Odds of winning a lottery will vary depending on the type of lottery you play. If you play a number lottery, for example, you may have a one in 400 million chance of winning. However, if you buy two tickets, the odds will remain 50-50.

Costs of playing

The costs of playing the lottery are often seen as relatively low, but there are many risks associated with playing. While lottery players contribute billions of dollars to the government’s coffers, they also lose thousands of dollars. As a result, it is important to pay close attention to the fine print of any lottery contract.

The majority of lottery players are reoccurring players, who spend hundreds of dollars on tickets every year. Those who play the lottery on a single ticket each time can spend as much as $597 per year. Those with low incomes may spend as much as $645 per year on their tickets. In addition to these costs, lottery tickets can be expensive, and some individuals are wary of the addiction potential of the game.

Government-run lotteries

Government-run lotteries are a popular way to win cash. A person purchases a ticket by spending a small amount of money, and the numbers are drawn at random. If the person picks all of the winning numbers, they win the jackpot. In many cases, there are other smaller prizes as well. Government-run lotteries are usually run by state governments.

Government-run lotteries are extremely popular in the United States, with almost every state administering a lottery. In 2002, revenues from government lotteries in the U.S. totaled more than $80 billion. In Massachusetts alone, the lottery brought in 1.1 billion dollars for local government expenditures. Although government-run lotteries are a popular way to raise revenue, they are also expensive. Opponents argue that the cost of running these programs is too high and is a regressive tax on the poor.

Tax implications

Lottery players often face the question of whether their winnings are taxed. Although playing the lottery is voluntary, the government levies sales and excise taxes on lottery purchases. This revenue is used to fund public services. Depending on the jurisdiction, the money may be taxed in a lump sum or a series of installments. Some states dedicate the proceeds of the lottery to education.
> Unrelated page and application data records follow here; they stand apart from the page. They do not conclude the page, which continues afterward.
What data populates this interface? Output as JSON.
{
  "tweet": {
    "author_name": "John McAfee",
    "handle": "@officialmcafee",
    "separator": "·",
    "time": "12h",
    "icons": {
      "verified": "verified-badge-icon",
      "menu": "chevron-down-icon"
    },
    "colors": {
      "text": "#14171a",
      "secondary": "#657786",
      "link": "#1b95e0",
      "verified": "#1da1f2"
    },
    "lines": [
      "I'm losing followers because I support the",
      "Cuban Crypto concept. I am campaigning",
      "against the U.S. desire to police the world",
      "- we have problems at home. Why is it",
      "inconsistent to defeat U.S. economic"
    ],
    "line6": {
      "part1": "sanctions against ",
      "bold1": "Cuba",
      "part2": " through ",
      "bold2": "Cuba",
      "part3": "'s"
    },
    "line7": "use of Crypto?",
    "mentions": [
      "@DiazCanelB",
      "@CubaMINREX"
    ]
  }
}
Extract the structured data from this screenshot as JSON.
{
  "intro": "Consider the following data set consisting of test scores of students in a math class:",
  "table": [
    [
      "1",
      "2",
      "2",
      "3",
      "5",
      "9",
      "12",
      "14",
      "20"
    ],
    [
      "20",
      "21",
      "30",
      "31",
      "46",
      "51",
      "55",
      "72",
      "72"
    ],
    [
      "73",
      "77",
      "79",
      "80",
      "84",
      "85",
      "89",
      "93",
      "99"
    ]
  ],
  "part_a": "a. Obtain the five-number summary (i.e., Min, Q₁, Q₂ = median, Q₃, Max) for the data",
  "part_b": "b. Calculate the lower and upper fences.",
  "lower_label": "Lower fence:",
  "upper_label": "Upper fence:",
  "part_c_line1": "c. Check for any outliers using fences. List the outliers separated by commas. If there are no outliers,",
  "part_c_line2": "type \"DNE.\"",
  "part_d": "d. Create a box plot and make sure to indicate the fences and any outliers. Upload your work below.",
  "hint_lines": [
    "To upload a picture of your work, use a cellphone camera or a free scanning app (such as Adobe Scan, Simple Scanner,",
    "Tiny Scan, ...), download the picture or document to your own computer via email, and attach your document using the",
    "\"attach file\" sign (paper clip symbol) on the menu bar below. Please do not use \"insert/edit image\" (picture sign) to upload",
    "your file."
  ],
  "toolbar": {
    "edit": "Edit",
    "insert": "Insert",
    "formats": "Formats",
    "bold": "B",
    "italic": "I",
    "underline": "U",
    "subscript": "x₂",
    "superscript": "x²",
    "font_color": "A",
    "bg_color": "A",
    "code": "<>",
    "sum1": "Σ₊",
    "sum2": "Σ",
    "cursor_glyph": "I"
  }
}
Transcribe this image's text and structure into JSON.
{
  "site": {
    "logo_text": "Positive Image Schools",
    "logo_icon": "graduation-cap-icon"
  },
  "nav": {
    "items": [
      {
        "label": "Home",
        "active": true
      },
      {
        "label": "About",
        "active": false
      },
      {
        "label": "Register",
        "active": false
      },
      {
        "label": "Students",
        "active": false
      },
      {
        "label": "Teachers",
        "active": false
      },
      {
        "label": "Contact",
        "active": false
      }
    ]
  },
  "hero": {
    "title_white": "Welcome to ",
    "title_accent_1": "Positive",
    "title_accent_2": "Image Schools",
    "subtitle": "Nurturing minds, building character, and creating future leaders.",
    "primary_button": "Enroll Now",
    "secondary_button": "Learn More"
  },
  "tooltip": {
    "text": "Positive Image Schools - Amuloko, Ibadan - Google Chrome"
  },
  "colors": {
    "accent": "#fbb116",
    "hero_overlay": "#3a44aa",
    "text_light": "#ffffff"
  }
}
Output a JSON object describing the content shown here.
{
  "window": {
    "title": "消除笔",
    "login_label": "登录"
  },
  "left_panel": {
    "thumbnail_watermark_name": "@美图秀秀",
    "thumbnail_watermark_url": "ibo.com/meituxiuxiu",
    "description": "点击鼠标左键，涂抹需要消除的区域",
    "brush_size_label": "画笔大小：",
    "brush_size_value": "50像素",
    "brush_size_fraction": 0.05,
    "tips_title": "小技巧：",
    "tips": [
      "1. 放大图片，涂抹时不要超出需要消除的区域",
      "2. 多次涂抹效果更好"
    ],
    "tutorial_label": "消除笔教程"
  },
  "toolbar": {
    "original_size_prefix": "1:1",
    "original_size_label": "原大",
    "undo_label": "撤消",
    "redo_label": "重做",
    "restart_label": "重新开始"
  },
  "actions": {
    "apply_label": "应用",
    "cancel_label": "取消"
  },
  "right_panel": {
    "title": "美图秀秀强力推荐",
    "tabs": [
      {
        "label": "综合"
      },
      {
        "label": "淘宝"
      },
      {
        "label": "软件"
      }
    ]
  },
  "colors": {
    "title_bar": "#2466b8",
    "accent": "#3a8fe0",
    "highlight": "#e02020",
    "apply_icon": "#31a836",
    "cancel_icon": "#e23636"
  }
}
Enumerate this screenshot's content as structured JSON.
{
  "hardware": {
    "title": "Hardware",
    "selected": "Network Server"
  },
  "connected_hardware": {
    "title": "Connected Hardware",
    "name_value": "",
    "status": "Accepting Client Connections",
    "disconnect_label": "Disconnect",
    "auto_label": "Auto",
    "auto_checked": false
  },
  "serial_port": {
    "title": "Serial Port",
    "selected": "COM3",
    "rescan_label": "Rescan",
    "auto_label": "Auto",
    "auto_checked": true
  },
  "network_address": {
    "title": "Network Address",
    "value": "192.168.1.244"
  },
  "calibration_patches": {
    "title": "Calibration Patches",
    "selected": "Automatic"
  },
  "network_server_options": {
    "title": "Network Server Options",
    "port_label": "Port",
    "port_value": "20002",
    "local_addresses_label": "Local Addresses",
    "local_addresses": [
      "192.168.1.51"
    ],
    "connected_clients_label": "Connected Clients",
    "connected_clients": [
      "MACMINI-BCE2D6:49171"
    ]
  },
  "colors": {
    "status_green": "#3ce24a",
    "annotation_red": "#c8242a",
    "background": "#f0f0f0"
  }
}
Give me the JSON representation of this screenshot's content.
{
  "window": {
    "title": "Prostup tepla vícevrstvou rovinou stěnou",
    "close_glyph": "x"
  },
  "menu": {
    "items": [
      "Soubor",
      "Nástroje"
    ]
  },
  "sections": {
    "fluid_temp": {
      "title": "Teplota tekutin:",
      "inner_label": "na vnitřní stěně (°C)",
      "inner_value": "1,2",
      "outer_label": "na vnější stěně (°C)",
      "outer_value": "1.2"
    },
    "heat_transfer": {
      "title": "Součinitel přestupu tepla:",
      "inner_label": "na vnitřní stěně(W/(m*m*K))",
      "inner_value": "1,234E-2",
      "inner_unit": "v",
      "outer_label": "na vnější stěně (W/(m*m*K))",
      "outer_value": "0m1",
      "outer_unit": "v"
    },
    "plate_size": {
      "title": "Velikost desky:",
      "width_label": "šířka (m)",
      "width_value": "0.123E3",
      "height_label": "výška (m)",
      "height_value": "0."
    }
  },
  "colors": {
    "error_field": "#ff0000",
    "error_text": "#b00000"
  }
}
If you win the lottery, you should talk with a tax professional to find out the tax implications of your prize. While most winnings are tax-free, different states have different tax rates on lottery prizes. For specific information, you should check with your state lottery office or the Internal Revenue Service.